• _Task directions_: Pictures do not belong in the copy; quote every entry below exactly.

• _Material provided_:
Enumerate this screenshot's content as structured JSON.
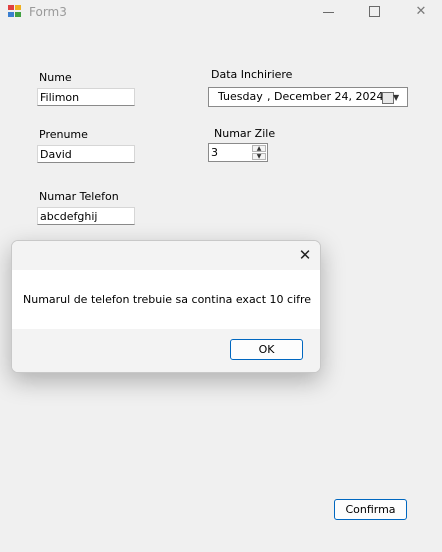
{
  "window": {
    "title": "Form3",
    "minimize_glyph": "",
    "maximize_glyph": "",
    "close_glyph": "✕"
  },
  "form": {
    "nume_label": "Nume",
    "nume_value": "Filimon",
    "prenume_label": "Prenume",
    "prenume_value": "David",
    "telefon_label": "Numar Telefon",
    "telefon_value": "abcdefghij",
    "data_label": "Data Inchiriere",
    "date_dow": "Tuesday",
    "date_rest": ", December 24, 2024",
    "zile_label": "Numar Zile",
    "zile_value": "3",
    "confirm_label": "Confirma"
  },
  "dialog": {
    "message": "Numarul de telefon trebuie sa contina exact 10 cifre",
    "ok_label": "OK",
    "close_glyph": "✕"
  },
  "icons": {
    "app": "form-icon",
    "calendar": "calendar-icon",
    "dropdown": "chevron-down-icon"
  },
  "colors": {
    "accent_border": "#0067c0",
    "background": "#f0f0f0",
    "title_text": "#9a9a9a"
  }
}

• _Response below_:
Enumerate this screenshot's content as structured JSON.
{
  "window": {
    "title": "Form3",
    "minimize_glyph": "",
    "maximize_glyph": "",
    "close_glyph": "✕"
  },
  "form": {
    "nume_label": "Nume",
    "nume_value": "Filimon",
    "prenume_label": "Prenume",
    "prenume_value": "David",
    "telefon_label": "Numar Telefon",
    "telefon_value": "abcdefghij",
    "data_label": "Data Inchiriere",
    "date_dow": "Tuesday",
    "date_rest": ", December 24, 2024",
    "zile_label": "Numar Zile",
    "zile_value": "3",
    "confirm_label": "Confirma"
  },
  "dialog": {
    "message": "Numarul de telefon trebuie sa contina exact 10 cifre",
    "ok_label": "OK",
    "close_glyph": "✕"
  },
  "icons": {
    "app": "form-icon",
    "calendar": "calendar-icon",
    "dropdown": "chevron-down-icon"
  },
  "colors": {
    "accent_border": "#0067c0",
    "background": "#f0f0f0",
    "title_text": "#9a9a9a"
  }
}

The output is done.